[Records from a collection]
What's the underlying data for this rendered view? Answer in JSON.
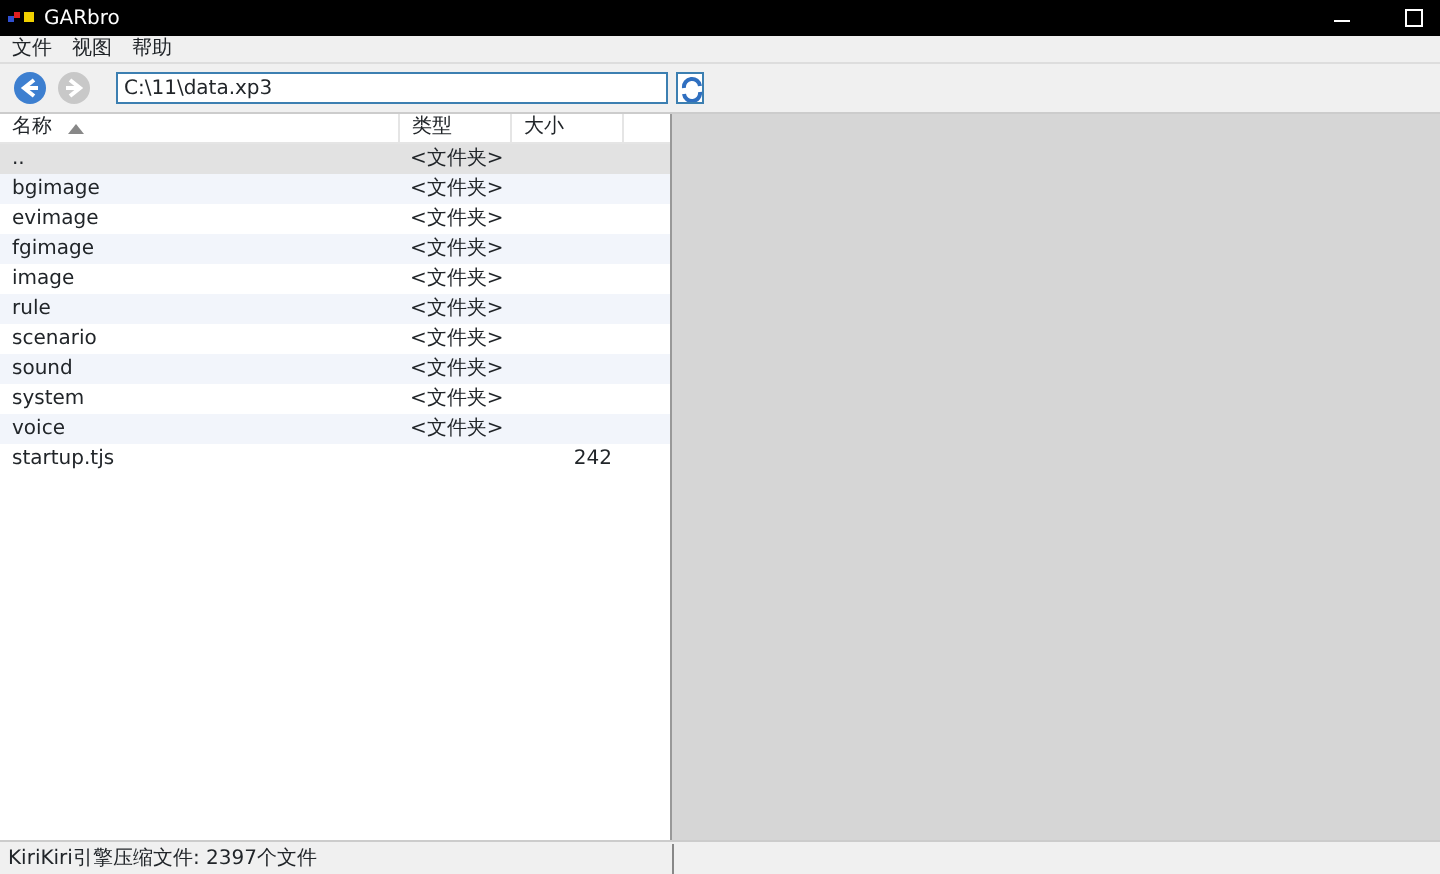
{
  "window": {
    "title": "GARbro"
  },
  "menu": [
    "文件",
    "视图",
    "帮助"
  ],
  "toolbar": {
    "back_disabled": false,
    "forward_disabled": true,
    "path": "C:\\11\\data.xp3"
  },
  "table": {
    "columns": [
      {
        "label": "名称",
        "sorted": true
      },
      {
        "label": "类型",
        "sorted": false
      },
      {
        "label": "大小",
        "sorted": false
      }
    ],
    "rows": [
      {
        "name": "..",
        "type": "<文件夹>",
        "selected": true
      },
      {
        "name": "bgimage",
        "type": "<文件夹>",
        "selected": false
      },
      {
        "name": "evimage",
        "type": "<文件夹>",
        "selected": false
      },
      {
        "name": "fgimage",
        "type": "<文件夹>",
        "selected": false
      },
      {
        "name": "image",
        "type": "<文件夹>",
        "selected": false
      },
      {
        "name": "rule",
        "type": "<文件夹>",
        "selected": false
      },
      {
        "name": "scenario",
        "type": "<文件夹>",
        "selected": false
      },
      {
        "name": "sound",
        "type": "<文件夹>",
        "selected": false
      },
      {
        "name": "system",
        "type": "<文件夹>",
        "selected": false
      },
      {
        "name": "voice",
        "type": "<文件夹>",
        "selected": false
      },
      {
        "name": "startup.tjs",
        "size": "242",
        "selected": false
      }
    ]
  },
  "status_bar": "KiriKiri引擎压缩文件: 2397个文件"
}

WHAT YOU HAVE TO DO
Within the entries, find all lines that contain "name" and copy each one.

PROBLEM SOLUTION
        "name": "..",
        "name": "bgimage",
        "name": "evimage",
        "name": "fgimage",
        "name": "image",
        "name": "rule",
        "name": "scenario",
        "name": "sound",
        "name": "system",
        "name": "voice",
        "name": "startup.tjs",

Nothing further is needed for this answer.